[Excerpts from a dataset]
= = = = = = =
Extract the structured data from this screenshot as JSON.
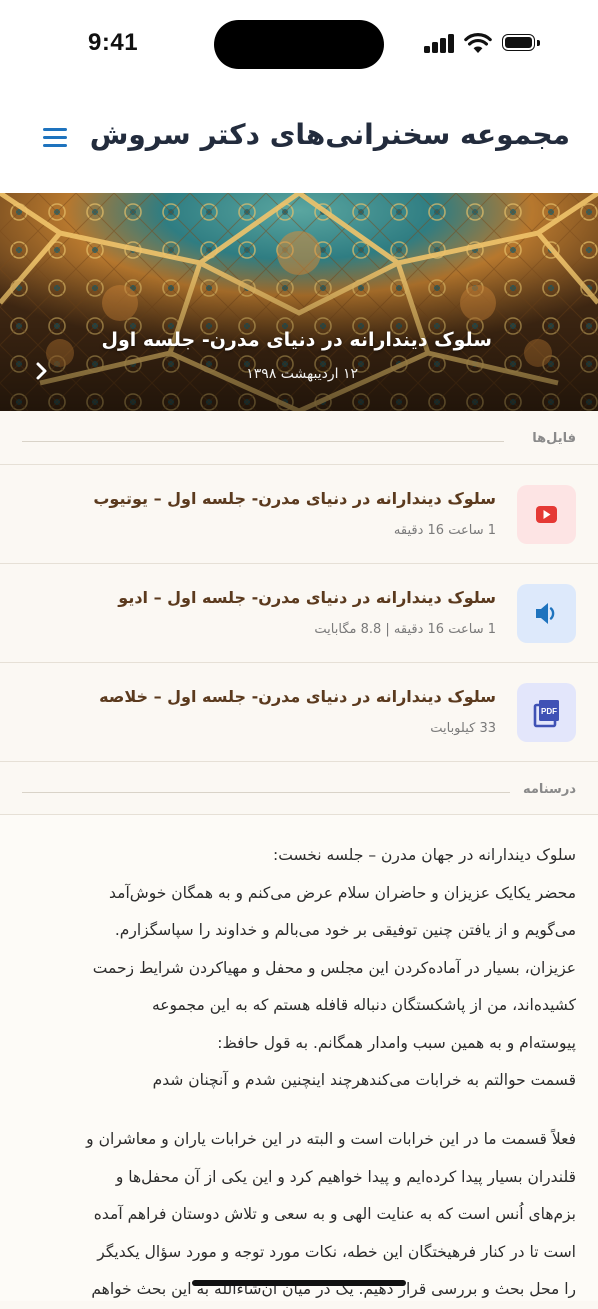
{
  "status_bar": {
    "time": "9:41"
  },
  "header": {
    "title": "مجموعه سخنرانی‌های دکتر سروش",
    "menu_icon": "hamburger-menu-icon"
  },
  "hero": {
    "title": "سلوک دیندارانه در دنیای مدرن- جلسه اول",
    "date": "۱۲ اردیبهشت ۱۳۹۸",
    "next_icon": "chevron-right-icon"
  },
  "files_section": {
    "label": "فایل‌ها",
    "items": [
      {
        "icon": "youtube-icon",
        "title": "سلوک دیندارانه در دنیای مدرن- جلسه اول – یوتیوب",
        "meta": "1 ساعت 16 دقیقه",
        "icon_color": "#e53935",
        "icon_bg": "#fde4e4"
      },
      {
        "icon": "audio-icon",
        "title": "سلوک دیندارانه در دنیای مدرن- جلسه اول – ادیو",
        "meta": "1 ساعت 16 دقیقه | 8.8 مگابایت",
        "icon_color": "#1e73be",
        "icon_bg": "#dde9fb"
      },
      {
        "icon": "pdf-icon",
        "title": "سلوک دیندارانه در دنیای مدرن- جلسه اول – خلاصه",
        "meta": "33 کیلوبایت",
        "icon_color": "#3f51b5",
        "icon_bg": "#e3e6fb"
      }
    ]
  },
  "transcript_section": {
    "label": "درسنامه",
    "paragraph1": [
      "سلوک دیندارانه در جهان مدرن – جلسه نخست:",
      "محضر یکایک عزیزان و حاضران سلام عرض می‌کنم و به همگان خوش‌آمد",
      "می‌گویم و از یافتن چنین توفیقی بر خود می‌بالم و خداوند را سپاسگزارم.",
      "عزیزان، بسیار در آماده‌کردن این مجلس و محفل و مهیاکردن شرایط زحمت",
      "کشیده‌اند، من از پاشکستگان دنباله قافله هستم که به این مجموعه",
      "پیوسته‌ام و به همین سبب وامدار همگانم. به قول حافظ:",
      "قسمت حوالتم به خرابات می‌کندهرچند اینچنین شدم و آنچنان شدم"
    ],
    "paragraph2": [
      "فعلاً قسمت ما در این خرابات است و البته در این خرابات یاران و معاشران و",
      "قلندران بسیار پیدا کرده‌ایم و پیدا خواهیم کرد و این یکی از آن محفل‌ها و",
      "بزم‌های اُنس است که به عنایت الهی و به سعی و تلاش دوستان فراهم آمده",
      "است تا در کنار فرهیختگان این خطه، نکات مورد توجه و مورد سؤال یکدیگر",
      "را محل بحث و بررسی قرار دهیم. یک در میان ان‌شاءالله به این بحث خواهم"
    ]
  },
  "colors": {
    "accent": "#1e73be",
    "file_title": "#5b3a1e",
    "background": "#fbf8f3"
  }
}
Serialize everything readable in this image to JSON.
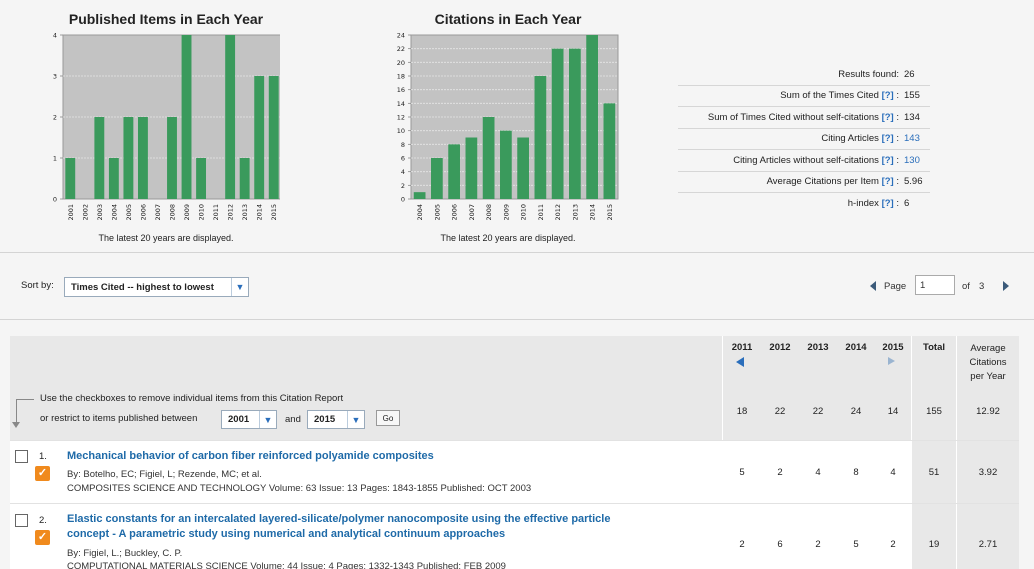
{
  "charts": {
    "published": {
      "title": "Published Items in Each Year",
      "note": "The latest 20 years are displayed."
    },
    "citations": {
      "title": "Citations in Each Year",
      "note": "The latest 20 years are displayed."
    }
  },
  "chart_data": [
    {
      "type": "bar",
      "title": "Published Items in Each Year",
      "categories": [
        "2001",
        "2002",
        "2003",
        "2004",
        "2005",
        "2006",
        "2007",
        "2008",
        "2009",
        "2010",
        "2011",
        "2012",
        "2013",
        "2014",
        "2015"
      ],
      "values": [
        1,
        0,
        2,
        1,
        2,
        2,
        0,
        2,
        4,
        1,
        0,
        4,
        1,
        3,
        3
      ],
      "ylim": [
        0,
        4
      ],
      "yticks": [
        0,
        1,
        2,
        3,
        4
      ],
      "grid": true,
      "color": "#3a9a5c"
    },
    {
      "type": "bar",
      "title": "Citations in Each Year",
      "categories": [
        "2004",
        "2005",
        "2006",
        "2007",
        "2008",
        "2009",
        "2010",
        "2011",
        "2012",
        "2013",
        "2014",
        "2015"
      ],
      "values": [
        1,
        6,
        8,
        9,
        12,
        10,
        9,
        18,
        22,
        22,
        24,
        14
      ],
      "ylim": [
        0,
        24
      ],
      "yticks": [
        0,
        2,
        4,
        6,
        8,
        10,
        12,
        14,
        16,
        18,
        20,
        22,
        24
      ],
      "grid": true,
      "color": "#3a9a5c"
    }
  ],
  "stats": {
    "results_found_label": "Results found:",
    "results_found": "26",
    "sum_times_cited_label": "Sum of the Times Cited",
    "sum_times_cited": "155",
    "sum_without_self_label": "Sum of Times Cited without self-citations",
    "sum_without_self": "134",
    "citing_articles_label": "Citing Articles",
    "citing_articles": "143",
    "citing_without_self_label": "Citing Articles without self-citations",
    "citing_without_self": "130",
    "avg_citations_label": "Average Citations per Item",
    "avg_citations": "5.96",
    "h_index_label": "h-index",
    "h_index": "6",
    "help": "[?]",
    "colon": ":"
  },
  "sort": {
    "label": "Sort by:",
    "value": "Times Cited -- highest to lowest"
  },
  "pager": {
    "page_label": "Page",
    "page_value": "1",
    "of_label": "of",
    "total_pages": "3"
  },
  "filter": {
    "line1": "Use the checkboxes to remove individual items from this Citation Report",
    "line2": "or restrict to items published between",
    "from_year": "2001",
    "and_label": "and",
    "to_year": "2015",
    "go_label": "Go"
  },
  "table": {
    "year_headers": [
      "2011",
      "2012",
      "2013",
      "2014",
      "2015"
    ],
    "total_header": "Total",
    "avg_header": [
      "Average",
      "Citations",
      "per Year"
    ],
    "summary": [
      "18",
      "22",
      "22",
      "24",
      "14",
      "155",
      "12.92"
    ],
    "rows": [
      {
        "number": "1.",
        "title_lines": [
          "Mechanical behavior of carbon fiber reinforced polyamide composites"
        ],
        "authors": "By: Botelho, EC; Figiel, L; Rezende, MC; et al.",
        "source": "COMPOSITES SCIENCE AND TECHNOLOGY  Volume: 63   Issue: 13   Pages: 1843-1855   Published: OCT 2003",
        "values": [
          "5",
          "2",
          "4",
          "8",
          "4"
        ],
        "total": "51",
        "avg": "3.92"
      },
      {
        "number": "2.",
        "title_lines": [
          "Elastic constants for an intercalated layered-silicate/polymer nanocomposite using the effective particle",
          "concept - A parametric study using numerical and analytical continuum approaches"
        ],
        "authors": "By: Figiel, L.; Buckley, C. P.",
        "source": "COMPUTATIONAL MATERIALS SCIENCE  Volume: 44   Issue: 4   Pages: 1332-1343   Published: FEB 2009",
        "values": [
          "2",
          "6",
          "2",
          "5",
          "2"
        ],
        "total": "19",
        "avg": "2.71"
      }
    ]
  }
}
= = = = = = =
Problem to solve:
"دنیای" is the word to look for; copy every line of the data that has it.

Completed task:
    "title": "سلوک دیندارانه در دنیای مدرن- جلسه اول",
        "title": "سلوک دیندارانه در دنیای مدرن- جلسه اول – یوتیوب",
        "title": "سلوک دیندارانه در دنیای مدرن- جلسه اول – ادیو",
        "title": "سلوک دیندارانه در دنیای مدرن- جلسه اول – خلاصه",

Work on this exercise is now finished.